Fourth Sunday of Easter
1 Peter 2:19-25: For it is to your credit if, being aware of God, you endure pain while suffering unjustly. If you endure when you are beaten for doing wrong, where is the credit in that? But if you endure when you do right and suffer for it, you have God’s approval. For to this you have been called, because Christ also suffered for you, leaving you an example, so that you should follow in his steps. ‘He committed no sin, and no deceit was found in his mouth.’ When he was abused, he did not return abuse; when he suffered, he did not threaten; but he entrusted himself to the one who judges justly. He himself bore our sins in his body on the cross, so that, free from sins, we might live for righteousness; by his wounds you have been healed. For you were going astray like sheep, but now you have returned to the shepherd and guardian of your souls.
Summary – Peter’s first epistle was written to those who were suffering persecutions. It may be that it was written earlier than many consider and therefore reflects the persecutions surrounding Acts 7 or 12 (e.g., believing Jews scattered after persecutions arose in Jerusalem). The more conventional view is that these persecutions were part of the Neronian persecution which began 64 A.D. In the process of giving expectations to those under duress, Peter naturally moves to the suffering that Jesus experienced and shows as a model Jesus suffering without retaliation. These verses are some of the richest statements about redemption in the pages of Scripture. “He himself bore our sins in his body on the cross, so that, free from sins, we might live for righteousness; by his wounds you have been healed.”
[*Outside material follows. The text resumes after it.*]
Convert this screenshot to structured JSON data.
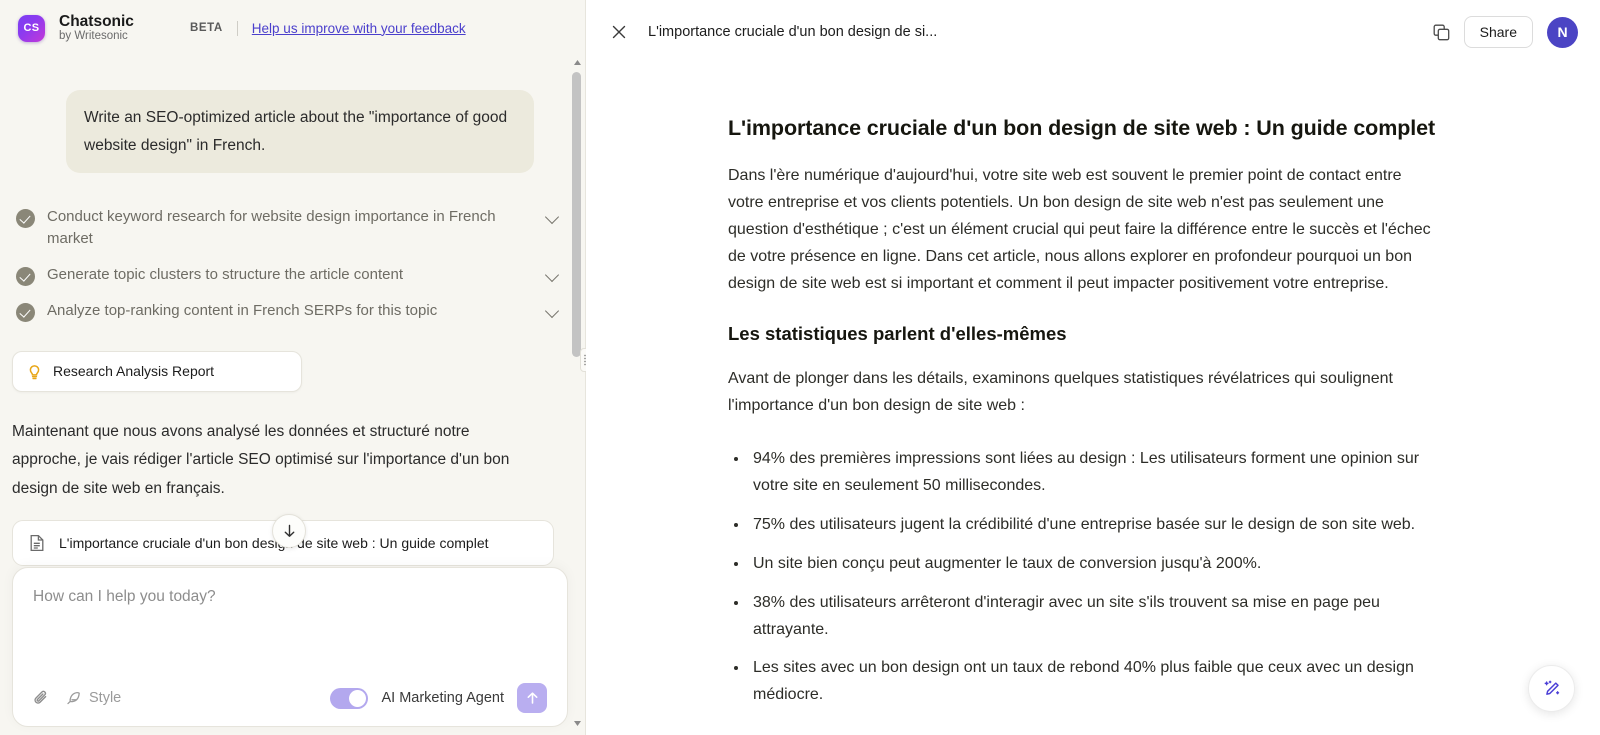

Insight – Whatever the original setting, the principles Peter teaches are readily applicable. We cannot reason that because we are in a desperate situation, we can be unkind, revile, retaliate, or anyway take our own vengeance. That is exactly what we are tempted to do when someone comes against us. Whether it is an unkind word, a taunt, bullying, criticism . . . any of these things tempt us to respond with a desire of repaying evil with evil. But Peter provides the redemptive model and motivation. Jesus modeled for us a person who could receive harm without giving it back. Jesus simply entrusted Himself to the Father. But Jesus’s once-for-all suffering provides us with the freedom and the spiritual resources to never pay back evil for evil. Christ model became salvation so that we can live for righteousness and we have healing in Him. We do not need to get deliverance for ourselves or right every wrong done to us. God was take care of it and he is a much better at justice than we are: God “judges justly.”
Child’s Catechism -What did Jesus do for us? “He himself bore our sins in his body on the cross, so that, free from sins, we might live for righteousness; by his wounds you have been healed.”
Discussion – Can you think of one person that has wronged you? How can you apply this call to not repay evil with evil in that situation?
Prayer – Almighty God, in this Eastertide, give us grace to endure all manner of light afflictions and troubling suffering(s) so that we may more fully appreciate the once-for-all work of the only Savior who brought healing to us through His stripes and Life indeed through His resurrection. May we walk in His steps so that we may ascend in His glory through His resurrection power. In His name above every name we pray. Amen.